# [Data section]
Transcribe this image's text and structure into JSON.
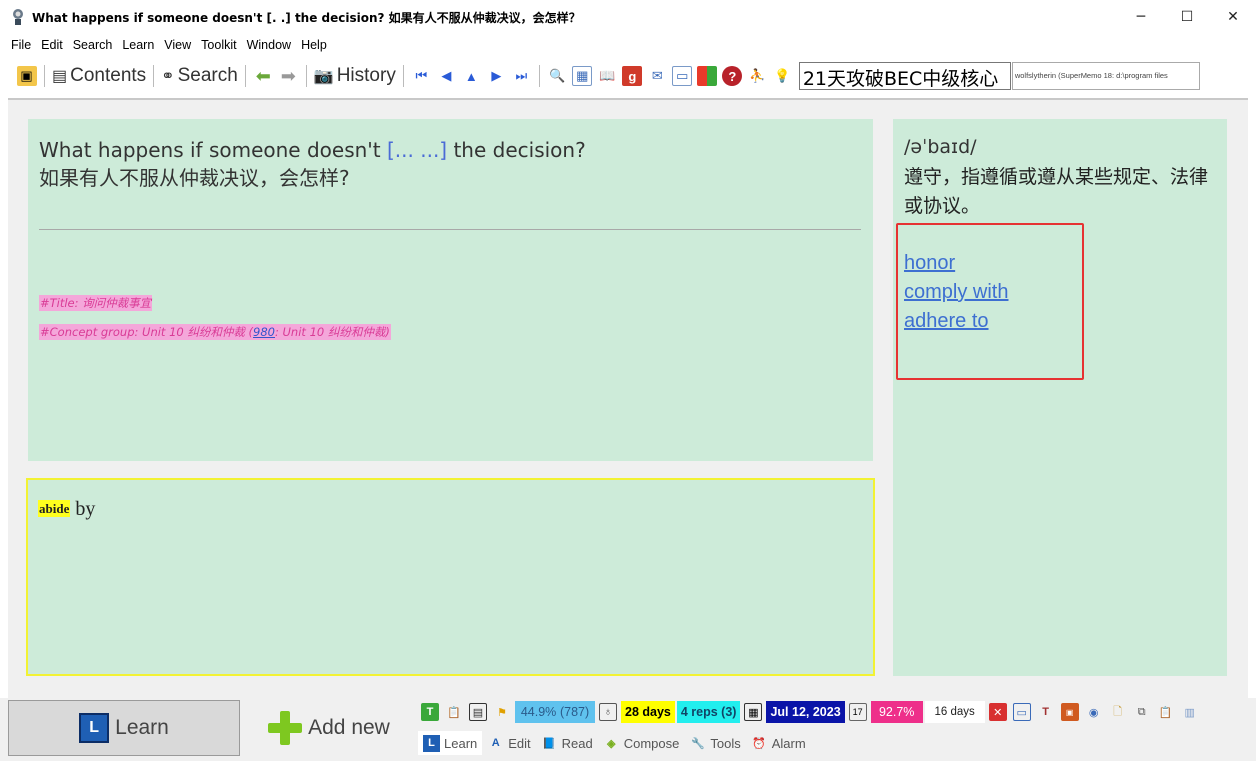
{
  "window": {
    "title": "What happens if someone doesn't [. .] the decision? 如果有人不服从仲裁决议，会怎样？",
    "controls": {
      "minimize": "─",
      "maximize": "☐",
      "close": "✕"
    }
  },
  "menu": [
    "File",
    "Edit",
    "Search",
    "Learn",
    "View",
    "Toolkit",
    "Window",
    "Help"
  ],
  "toolbar": {
    "contents_label": "Contents",
    "search_label": "Search",
    "history_label": "History",
    "search_field_value": "21天攻破BEC中级核心",
    "status_text": "wolfslytherin (SuperMemo 18: d:\\program files"
  },
  "question": {
    "line1_before": "What happens if someone doesn't ",
    "cloze": "[... ...]",
    "line1_after": " the decision?",
    "line2": "如果有人不服从仲裁决议，会怎样?",
    "tag_title": "#Title: 询问仲裁事宜",
    "tag_concept_before": "#Concept group: Unit 10 纠纷和仲裁 (",
    "tag_concept_link": "980",
    "tag_concept_after": ": Unit 10 纠纷和仲裁)"
  },
  "answer": {
    "highlight": "abide",
    "rest": " by"
  },
  "reference": {
    "phonetic": "/əˈbaɪd/",
    "meaning": "遵守，指遵循或遵从某些规定、法律或协议。",
    "synonyms": [
      "honor",
      "comply with",
      "adhere to"
    ]
  },
  "bottom": {
    "learn_label": "Learn",
    "learn_icon_letter": "L",
    "add_new_label": "Add new",
    "status": {
      "percent": "44.9%",
      "count": "(787)",
      "days": "28 days",
      "reps": "4 reps (3)",
      "date": "Jul 12, 2023",
      "retention": "92.7%",
      "interval": "16 days"
    },
    "tabs": [
      "Learn",
      "Edit",
      "Read",
      "Compose",
      "Tools",
      "Alarm"
    ]
  },
  "colors": {
    "panel_bg": "#cdebd9",
    "answer_border": "#f2f233",
    "highlight_box": "#e63232",
    "link": "#3d6fd1",
    "cloze": "#4a6bd6"
  }
}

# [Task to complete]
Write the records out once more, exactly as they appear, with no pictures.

# [Your solution]
Transcribe this image's text and structure into JSON.
{
  "window": {
    "title": "What happens if someone doesn't [. .] the decision? 如果有人不服从仲裁决议，会怎样？",
    "controls": {
      "minimize": "─",
      "maximize": "☐",
      "close": "✕"
    }
  },
  "menu": [
    "File",
    "Edit",
    "Search",
    "Learn",
    "View",
    "Toolkit",
    "Window",
    "Help"
  ],
  "toolbar": {
    "contents_label": "Contents",
    "search_label": "Search",
    "history_label": "History",
    "search_field_value": "21天攻破BEC中级核心",
    "status_text": "wolfslytherin (SuperMemo 18: d:\\program files"
  },
  "question": {
    "line1_before": "What happens if someone doesn't ",
    "cloze": "[... ...]",
    "line1_after": " the decision?",
    "line2": "如果有人不服从仲裁决议，会怎样?",
    "tag_title": "#Title: 询问仲裁事宜",
    "tag_concept_before": "#Concept group: Unit 10 纠纷和仲裁 (",
    "tag_concept_link": "980",
    "tag_concept_after": ": Unit 10 纠纷和仲裁)"
  },
  "answer": {
    "highlight": "abide",
    "rest": " by"
  },
  "reference": {
    "phonetic": "/əˈbaɪd/",
    "meaning": "遵守，指遵循或遵从某些规定、法律或协议。",
    "synonyms": [
      "honor",
      "comply with",
      "adhere to"
    ]
  },
  "bottom": {
    "learn_label": "Learn",
    "learn_icon_letter": "L",
    "add_new_label": "Add new",
    "status": {
      "percent": "44.9%",
      "count": "(787)",
      "days": "28 days",
      "reps": "4 reps (3)",
      "date": "Jul 12, 2023",
      "retention": "92.7%",
      "interval": "16 days"
    },
    "tabs": [
      "Learn",
      "Edit",
      "Read",
      "Compose",
      "Tools",
      "Alarm"
    ]
  },
  "colors": {
    "panel_bg": "#cdebd9",
    "answer_border": "#f2f233",
    "highlight_box": "#e63232",
    "link": "#3d6fd1",
    "cloze": "#4a6bd6"
  }
}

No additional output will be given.